TASK INPUTS Block Start

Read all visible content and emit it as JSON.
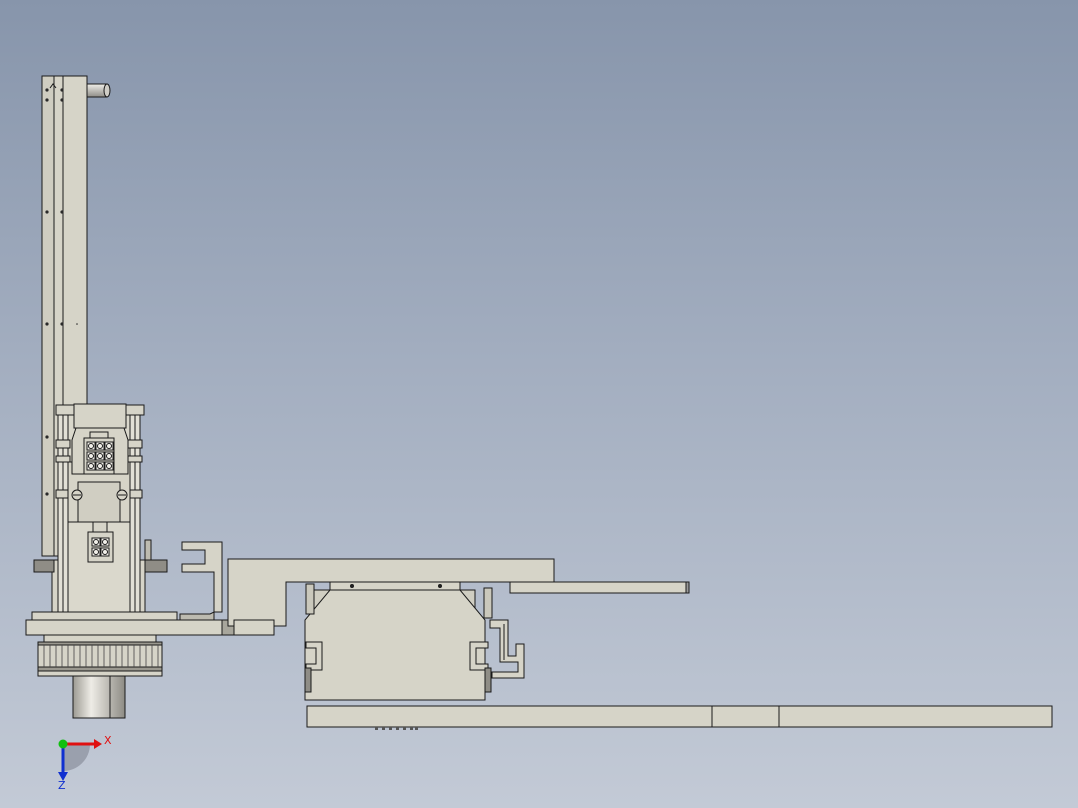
{
  "viewport": {
    "background_top": "#8795ab",
    "background_bottom": "#c3cad6",
    "part_fill": "#d6d4c8",
    "part_shade": "#c4c2b6",
    "edge_color": "#1a1a1a"
  },
  "triad": {
    "x_label": "X",
    "z_label": "Z",
    "x_color": "#e01010",
    "y_color": "#10c010",
    "z_color": "#1030d0"
  }
}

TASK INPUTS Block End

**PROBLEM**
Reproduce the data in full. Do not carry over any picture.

**EXERCISE RESPONSE**
Read all visible content and emit it as JSON.
{
  "viewport": {
    "background_top": "#8795ab",
    "background_bottom": "#c3cad6",
    "part_fill": "#d6d4c8",
    "part_shade": "#c4c2b6",
    "edge_color": "#1a1a1a"
  },
  "triad": {
    "x_label": "X",
    "z_label": "Z",
    "x_color": "#e01010",
    "y_color": "#10c010",
    "z_color": "#1030d0"
  }
}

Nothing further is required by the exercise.